Humans have to collaborate to address climate change. It’s a self-evident fact and often used as a reason for doing nothing – don’t act until everyone agrees; action, by any one individual, group or country, can be negated by another.
Yet many carbon neutral companies including Google in 2007 , News Limited Internationally by 2010, PwC in 2008 and HSBC in 2005 must see an advantage. And are willing to act beyond what many would say is the immediate self-interest of the company.
These companies hold out market results, staff and stakeholder engagement, profile, publicity and, innovation on products and services as benefits. But is there also an altruistic element? Are humans wired to collaborate?
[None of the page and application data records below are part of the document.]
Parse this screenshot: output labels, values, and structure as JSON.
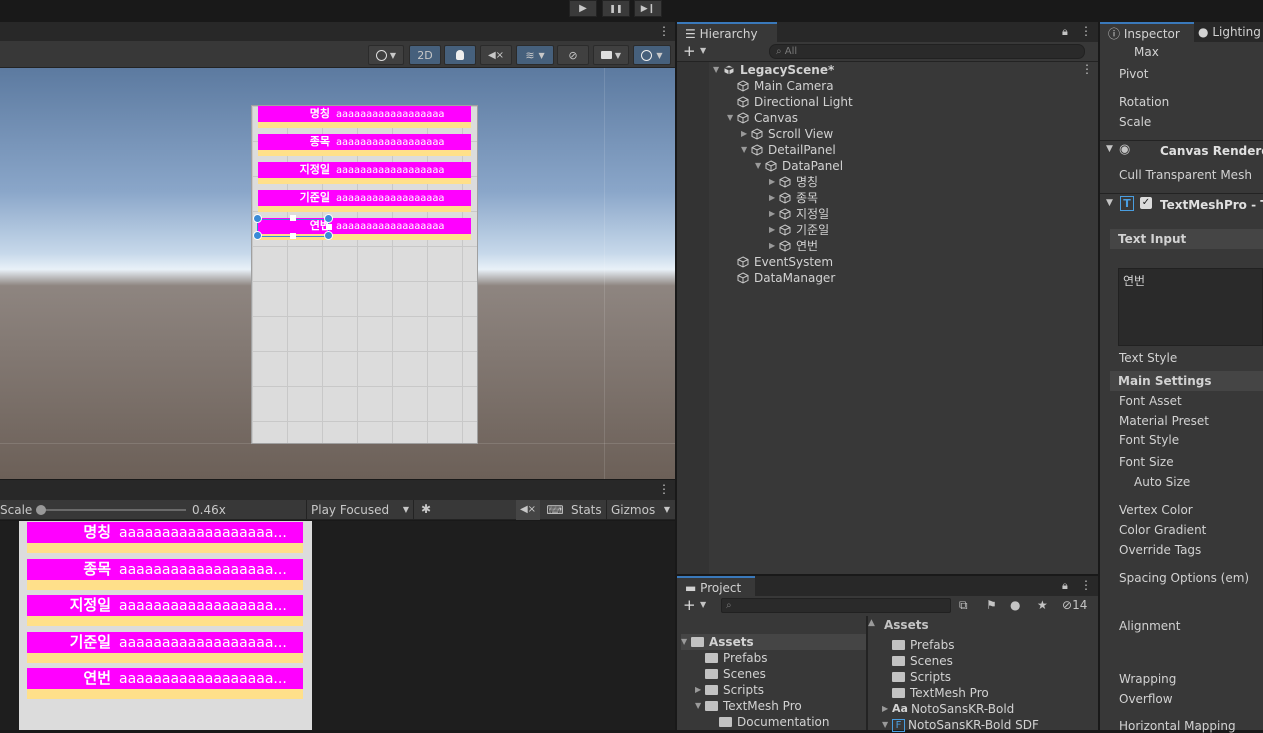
{
  "toolbar": {
    "play": "▶",
    "pause": "❚❚",
    "step": "▶❙"
  },
  "scene": {
    "btn_2d": "2D",
    "rows": [
      {
        "label": "명칭",
        "value": "aaaaaaaaaaaaaaaaaa"
      },
      {
        "label": "종목",
        "value": "aaaaaaaaaaaaaaaaaa"
      },
      {
        "label": "지정일",
        "value": "aaaaaaaaaaaaaaaaaa"
      },
      {
        "label": "기준일",
        "value": "aaaaaaaaaaaaaaaaaa"
      },
      {
        "label": "연번",
        "value": "aaaaaaaaaaaaaaaaaa"
      }
    ]
  },
  "game": {
    "scale_label": "Scale",
    "scale_value": "0.46x",
    "scale_fraction": 0.0,
    "play_mode": "Play Focused",
    "stats": "Stats",
    "gizmos": "Gizmos",
    "rows": [
      {
        "label": "명칭",
        "value": "aaaaaaaaaaaaaaaaaa..."
      },
      {
        "label": "종목",
        "value": "aaaaaaaaaaaaaaaaaa..."
      },
      {
        "label": "지정일",
        "value": "aaaaaaaaaaaaaaaaaa..."
      },
      {
        "label": "기준일",
        "value": "aaaaaaaaaaaaaaaaaa..."
      },
      {
        "label": "연번",
        "value": "aaaaaaaaaaaaaaaaaa..."
      }
    ]
  },
  "hierarchy": {
    "tab": "Hierarchy",
    "search_placeholder": "All",
    "items": [
      {
        "label": "LegacyScene*"
      },
      {
        "label": "Main Camera"
      },
      {
        "label": "Directional Light"
      },
      {
        "label": "Canvas"
      },
      {
        "label": "Scroll View"
      },
      {
        "label": "DetailPanel"
      },
      {
        "label": "DataPanel"
      },
      {
        "label": "명칭"
      },
      {
        "label": "종목"
      },
      {
        "label": "지정일"
      },
      {
        "label": "기준일"
      },
      {
        "label": "연번"
      },
      {
        "label": "EventSystem"
      },
      {
        "label": "DataManager"
      }
    ]
  },
  "project": {
    "tab": "Project",
    "hidden_count": "14",
    "left": [
      {
        "label": "Assets"
      },
      {
        "label": "Prefabs"
      },
      {
        "label": "Scenes"
      },
      {
        "label": "Scripts"
      },
      {
        "label": "TextMesh Pro"
      },
      {
        "label": "Documentation"
      }
    ],
    "right_header": "Assets",
    "right": [
      {
        "label": "Prefabs"
      },
      {
        "label": "Scenes"
      },
      {
        "label": "Scripts"
      },
      {
        "label": "TextMesh Pro"
      },
      {
        "label": "NotoSansKR-Bold"
      },
      {
        "label": "NotoSansKR-Bold SDF"
      }
    ],
    "font_glyph": "Aa",
    "sdf_glyph": "F"
  },
  "inspector": {
    "tab_inspector": "Inspector",
    "tab_lighting": "Lighting",
    "max": "Max",
    "pivot": "Pivot",
    "rotation": "Rotation",
    "scale": "Scale",
    "canvas_renderer": "Canvas Renderer",
    "cull": "Cull Transparent Mesh",
    "tmp": "TextMeshPro - Te",
    "text_input": "Text Input",
    "text_value": "연번",
    "text_style": "Text Style",
    "main_settings": "Main Settings",
    "font_asset": "Font Asset",
    "material_preset": "Material Preset",
    "font_style": "Font Style",
    "font_size": "Font Size",
    "auto_size": "Auto Size",
    "vertex_color": "Vertex Color",
    "color_gradient": "Color Gradient",
    "override_tags": "Override Tags",
    "spacing": "Spacing Options (em)",
    "alignment": "Alignment",
    "wrapping": "Wrapping",
    "overflow": "Overflow",
    "horizontal_mapping": "Horizontal Mapping",
    "tmp_glyph": "T"
  }
}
Some of evidence comes from experiments. Give people two options:
- to work together for the benefit of a group; or,
- not to work and rely on everyone else in the group.
Not surprisingly there’s a tendency not to work – no benefit for anyone. But if the experiment allows individuals to punish non workers, suddenly everyone tends to work. Even when there is an individual cost for those who voluntarily sanction non workers.
Importantly, if you then allow people in a group that has no sanctions to freely shift to another group they will very quickly move into the one where there are sanctions. That is we seem to prefer just systems which is something the seemingly altruistic carbon neutral companies may also be benefiting from.
So we can cooperate for better lives and the next post’s focus is groups and societies that have, historically and voluntarily, collaborated. There’s many examples of this with groups answering shared resources issues similar to our greenhouse gas problems.
Details on collaboration experiment here. Picture: J. Sutliff from Henrich, Cooperation, Punishment, and the Evolution of Human Institutions, Science 7 April 2006